For example, NordVPN, private internet access, ProtonVPN and others have the ability to block ads, crawlers, fishing and malicious websites. Connecting to a VPN will keep you more secure online, and reducing ads can also improve your speed.
It’s easy to rule it out, especially if you already have antivirus, a security package, and a bunch of other antimalware apps. Once you have web filtering from a prominent antivirus provider, why do you need something more?
It seems to make sense, but there is a problem. Just connecting to the VPN can turn off some, if not all of your current browsing protection, which will leave you much more exposed than you might think. Keep reading and we’ll tell you why.
DNS filtering keeps you safe online
Security software can use various techniques to block malicious websites, but one of the most popular is DNS filtering. This is how it works.

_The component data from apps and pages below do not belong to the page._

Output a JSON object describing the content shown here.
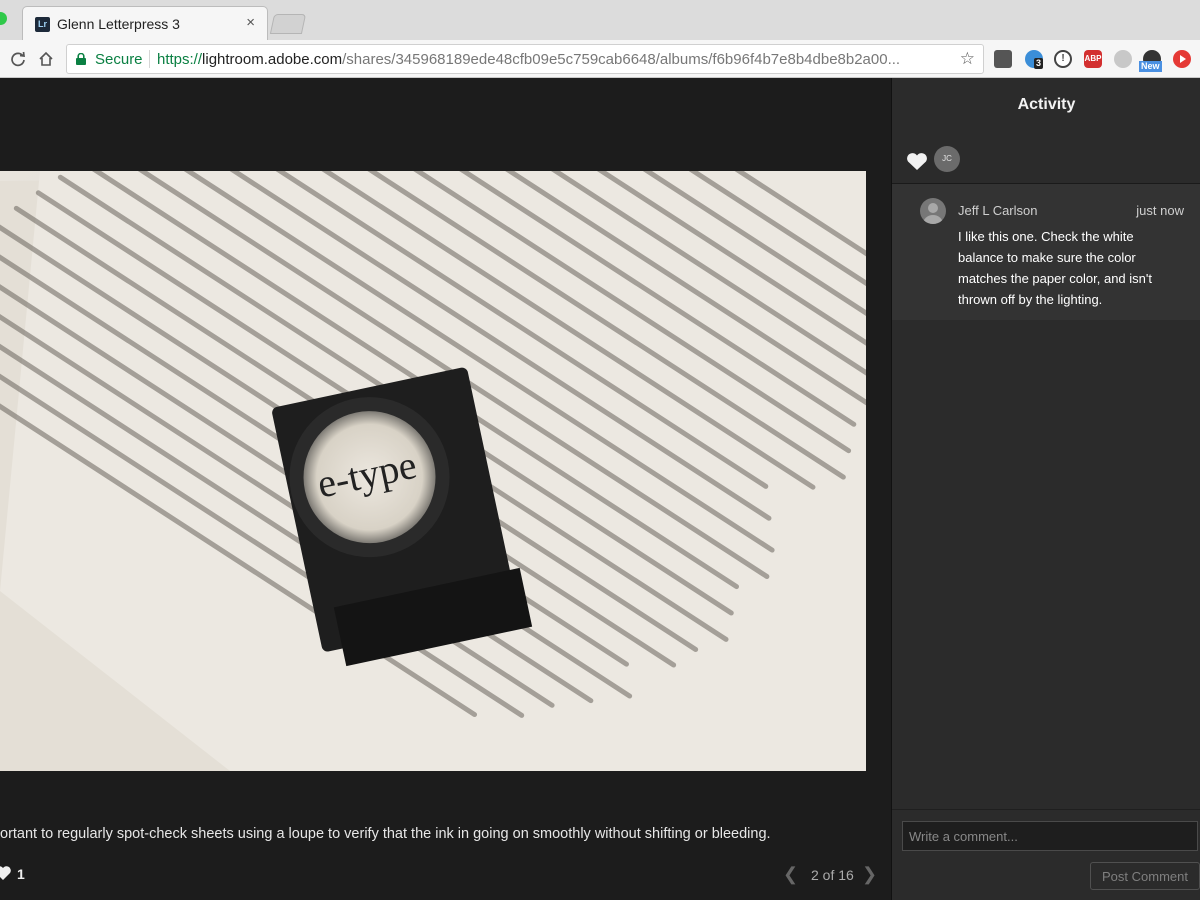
{
  "browser": {
    "tab_title": "Glenn Letterpress 3",
    "tab_favicon_text": "Lr",
    "tab_close": "×",
    "secure_label": "Secure",
    "url_scheme": "https://",
    "url_host": "lightroom.adobe.com",
    "url_path": "/shares/345968189ede48cfb09e5c759cab6648/albums/f6b96f4b7e8b4dbe8b2a00...",
    "star_icon": "☆",
    "ext_badge_count": "3",
    "ext_new_label": "New",
    "ext_abp_label": "ABP"
  },
  "main": {
    "caption": "ortant to regularly spot-check sheets using a loupe to verify that the ink in going on smoothly without shifting or bleeding.",
    "like_count": "1",
    "page_indicator": "2 of 16",
    "photo_lens_text": "e-type"
  },
  "activity": {
    "title": "Activity",
    "liker_initials": "JC",
    "comments": [
      {
        "author": "Jeff L Carlson",
        "time": "just now",
        "body": "I like this one. Check the white balance to make sure the color matches the paper color, and isn't thrown off by the lighting."
      }
    ],
    "input_placeholder": "Write a comment...",
    "post_button_label": "Post Comment"
  },
  "colors": {
    "panel_bg": "#2b2b2b",
    "stage_bg": "#1c1c1c",
    "secure_green": "#0b8043"
  }
}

When you enter a domain name like techradar.com in your browser, the device cannot immediately communicate with the site. You first need the IP address of the website. You do this by sending the domain name to your ISP’s DNS (Domain Name System) server, which searches for the site and returns the address.

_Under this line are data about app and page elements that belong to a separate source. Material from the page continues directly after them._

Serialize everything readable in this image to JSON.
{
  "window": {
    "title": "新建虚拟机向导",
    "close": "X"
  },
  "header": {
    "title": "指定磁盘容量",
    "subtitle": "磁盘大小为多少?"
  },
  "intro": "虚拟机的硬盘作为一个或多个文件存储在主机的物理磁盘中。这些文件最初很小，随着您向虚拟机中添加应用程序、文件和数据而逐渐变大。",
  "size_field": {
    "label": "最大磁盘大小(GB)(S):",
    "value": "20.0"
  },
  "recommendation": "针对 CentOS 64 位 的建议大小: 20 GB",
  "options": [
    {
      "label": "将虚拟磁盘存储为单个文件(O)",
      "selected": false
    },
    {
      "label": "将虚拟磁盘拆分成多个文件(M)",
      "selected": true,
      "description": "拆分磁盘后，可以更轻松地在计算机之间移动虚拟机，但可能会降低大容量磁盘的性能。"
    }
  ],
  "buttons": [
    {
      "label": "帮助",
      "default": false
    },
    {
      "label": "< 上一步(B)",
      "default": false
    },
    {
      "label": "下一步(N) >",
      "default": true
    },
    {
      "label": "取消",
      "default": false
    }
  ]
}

Sometimes, security providers take advantage of this scheme by reconfiguring the device to use its own DNS server. Try to reach a URL that the company believes is malicious, the DNS server does not return the IP address, and you cannot access the site.

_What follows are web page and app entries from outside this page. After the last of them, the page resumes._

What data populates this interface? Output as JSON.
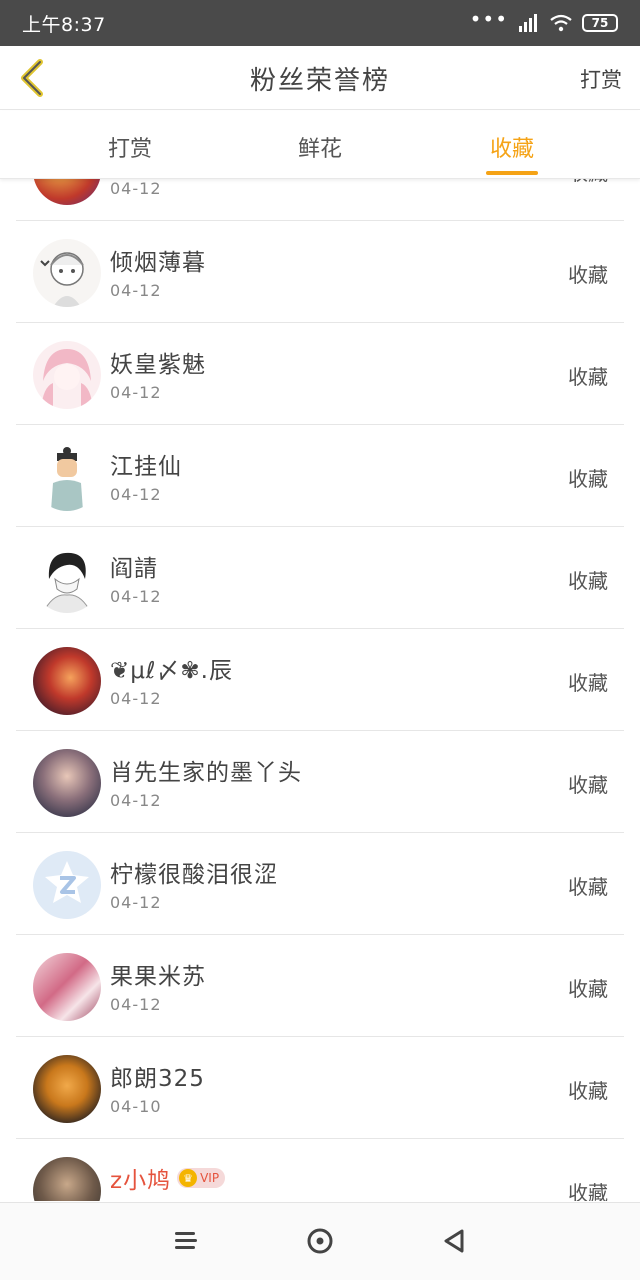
{
  "status": {
    "time": "上午8:37",
    "battery": "75",
    "icons": [
      "more-dots-icon",
      "signal-icon",
      "wifi-icon",
      "battery-icon"
    ]
  },
  "header": {
    "back_icon": "chevron-left-icon",
    "title": "粉丝荣誉榜",
    "action": "打赏"
  },
  "tabs": [
    {
      "label": "打赏",
      "active": false
    },
    {
      "label": "鲜花",
      "active": false
    },
    {
      "label": "收藏",
      "active": true
    }
  ],
  "accent_color": "#f5a316",
  "list": [
    {
      "name": "",
      "date": "04-12",
      "action": "收藏"
    },
    {
      "name": "倾烟薄暮",
      "date": "04-12",
      "action": "收藏"
    },
    {
      "name": "妖皇紫魅",
      "date": "04-12",
      "action": "收藏"
    },
    {
      "name": "江挂仙",
      "date": "04-12",
      "action": "收藏"
    },
    {
      "name": "阎請",
      "date": "04-12",
      "action": "收藏"
    },
    {
      "name": "❦μℓ〆✾.辰",
      "date": "04-12",
      "action": "收藏"
    },
    {
      "name": "肖先生家的墨丫头",
      "date": "04-12",
      "action": "收藏"
    },
    {
      "name": "柠檬很酸泪很涩",
      "date": "04-12",
      "action": "收藏"
    },
    {
      "name": "果果米苏",
      "date": "04-12",
      "action": "收藏"
    },
    {
      "name": "郎朗325",
      "date": "04-10",
      "action": "收藏"
    },
    {
      "name": "z小鸠",
      "date": "",
      "action": "收藏",
      "vip": "VIP"
    }
  ],
  "navbar": [
    "menu-icon",
    "home-circle-icon",
    "back-triangle-icon"
  ]
}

This does not offer as much protection as you will get with specialized software. A DNS filter can block or allow traffic, and that’s it. But a browser-based ad blocker can crawl web pages as they are downloaded, allowing you to make much smarter decisions about what to show and what not.
DNS filtering is easy, but because it includes your security application, it protects all your devices without having to install any additional security software.
VPN and DNS applications
One of the problems with DNS is that most devices send plain-text DNS queries, where they are easily accessible to others. If you use the Internet over public Wi-Fi, this may allow your Wi-Fi hotspot operator or nearby browsers to control the places you visit.
Connecting to a VPN fixes this, as the service replaces your current DNS server with your own and all DNS queries are sent through its secure encrypted tunnel.
While this is great for privacy, it’s bad news if you rely on this DNS server to block fishing sites, manage a parental control system, or anything else. This protection will almost certainly not be available while you are connected to the VPN.
Don’t be scared, that doesn’t mean you are left helpless. Most antivirus engines use multiple layers of protection and have many alternative ways to detect and block threats. Many applications do not use any DNS filtering, and for example, browser extensions that block ads are likely to work normally.
However, don’t just assume it’s safe. You need to find out more.
Make sure you are safe online
It is easy to test web filtering software to see if it works with a VPN. If you have a parental control application or anything that blocks access to certain types of websites, try accessing those sites with VPN turned off and then on.
When you can’t test, search the provider’s website for information on how it works. If web protection is based entirely on DNS filtering, it will probably be disabled when using a VPN; if you use any other technique, you are probably safe. If in doubt, contact the supplier and ask.
If your current VPN has a built-in web filter, make sure it’s turned on. In the NordVPN Windows VPN client, for example, go to Settings, General and enable the CyberSec option.
And the next time you buy VPN deals and see a provider offering malware blocking, you don’t automatically accept it. Of course, a VPN may not provide you with the same web protection as a specialized antivirus. But there’s no harm in having a second layer of security, and in some situations, it may be the only navigation protection you have.